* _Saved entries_
# # #

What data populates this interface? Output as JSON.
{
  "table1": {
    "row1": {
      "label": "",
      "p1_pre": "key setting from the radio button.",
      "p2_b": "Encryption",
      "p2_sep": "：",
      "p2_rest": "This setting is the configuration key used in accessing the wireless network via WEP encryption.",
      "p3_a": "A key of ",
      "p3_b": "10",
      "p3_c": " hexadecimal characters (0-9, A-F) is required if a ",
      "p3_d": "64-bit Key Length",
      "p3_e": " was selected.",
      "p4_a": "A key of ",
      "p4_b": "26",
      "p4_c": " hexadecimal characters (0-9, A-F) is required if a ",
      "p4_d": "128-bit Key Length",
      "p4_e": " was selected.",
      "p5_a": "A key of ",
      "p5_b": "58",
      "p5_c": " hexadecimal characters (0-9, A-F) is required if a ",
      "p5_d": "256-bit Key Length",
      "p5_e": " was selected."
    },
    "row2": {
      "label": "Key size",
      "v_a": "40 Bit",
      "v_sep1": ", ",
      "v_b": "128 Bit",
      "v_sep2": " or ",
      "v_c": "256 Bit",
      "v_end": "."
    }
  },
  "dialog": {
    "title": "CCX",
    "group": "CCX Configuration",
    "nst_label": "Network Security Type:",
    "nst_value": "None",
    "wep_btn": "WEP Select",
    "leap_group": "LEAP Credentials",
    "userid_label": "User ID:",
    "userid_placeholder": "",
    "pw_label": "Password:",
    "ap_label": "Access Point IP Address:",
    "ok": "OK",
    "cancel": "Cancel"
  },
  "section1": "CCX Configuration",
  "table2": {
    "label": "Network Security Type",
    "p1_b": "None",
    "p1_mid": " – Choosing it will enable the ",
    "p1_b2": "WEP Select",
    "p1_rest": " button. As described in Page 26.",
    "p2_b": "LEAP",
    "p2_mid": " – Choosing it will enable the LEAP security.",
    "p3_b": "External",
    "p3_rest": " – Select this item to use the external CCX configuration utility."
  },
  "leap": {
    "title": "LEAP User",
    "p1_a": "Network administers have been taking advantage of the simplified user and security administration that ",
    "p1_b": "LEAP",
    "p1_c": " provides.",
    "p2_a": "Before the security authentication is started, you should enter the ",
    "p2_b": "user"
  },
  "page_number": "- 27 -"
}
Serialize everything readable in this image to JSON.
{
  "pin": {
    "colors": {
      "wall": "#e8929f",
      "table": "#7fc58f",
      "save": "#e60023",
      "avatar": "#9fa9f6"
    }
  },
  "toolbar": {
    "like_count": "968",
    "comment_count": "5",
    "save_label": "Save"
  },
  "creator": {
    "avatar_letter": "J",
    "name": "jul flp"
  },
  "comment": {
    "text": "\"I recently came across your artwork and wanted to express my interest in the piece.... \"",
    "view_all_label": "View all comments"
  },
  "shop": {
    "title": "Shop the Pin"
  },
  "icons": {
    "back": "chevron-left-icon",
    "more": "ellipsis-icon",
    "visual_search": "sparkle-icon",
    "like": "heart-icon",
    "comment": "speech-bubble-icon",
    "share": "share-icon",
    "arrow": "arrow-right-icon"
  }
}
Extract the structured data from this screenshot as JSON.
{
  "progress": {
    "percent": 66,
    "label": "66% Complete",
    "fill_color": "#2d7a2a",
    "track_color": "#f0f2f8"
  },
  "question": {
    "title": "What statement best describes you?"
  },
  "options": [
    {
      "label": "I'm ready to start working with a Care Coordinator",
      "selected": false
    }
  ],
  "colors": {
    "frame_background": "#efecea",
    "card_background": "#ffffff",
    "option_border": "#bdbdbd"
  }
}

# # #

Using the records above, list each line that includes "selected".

      "p3_e": " was selected.",
      "p4_e": " was selected.",
      "p5_e": " was selected."
      "selected": false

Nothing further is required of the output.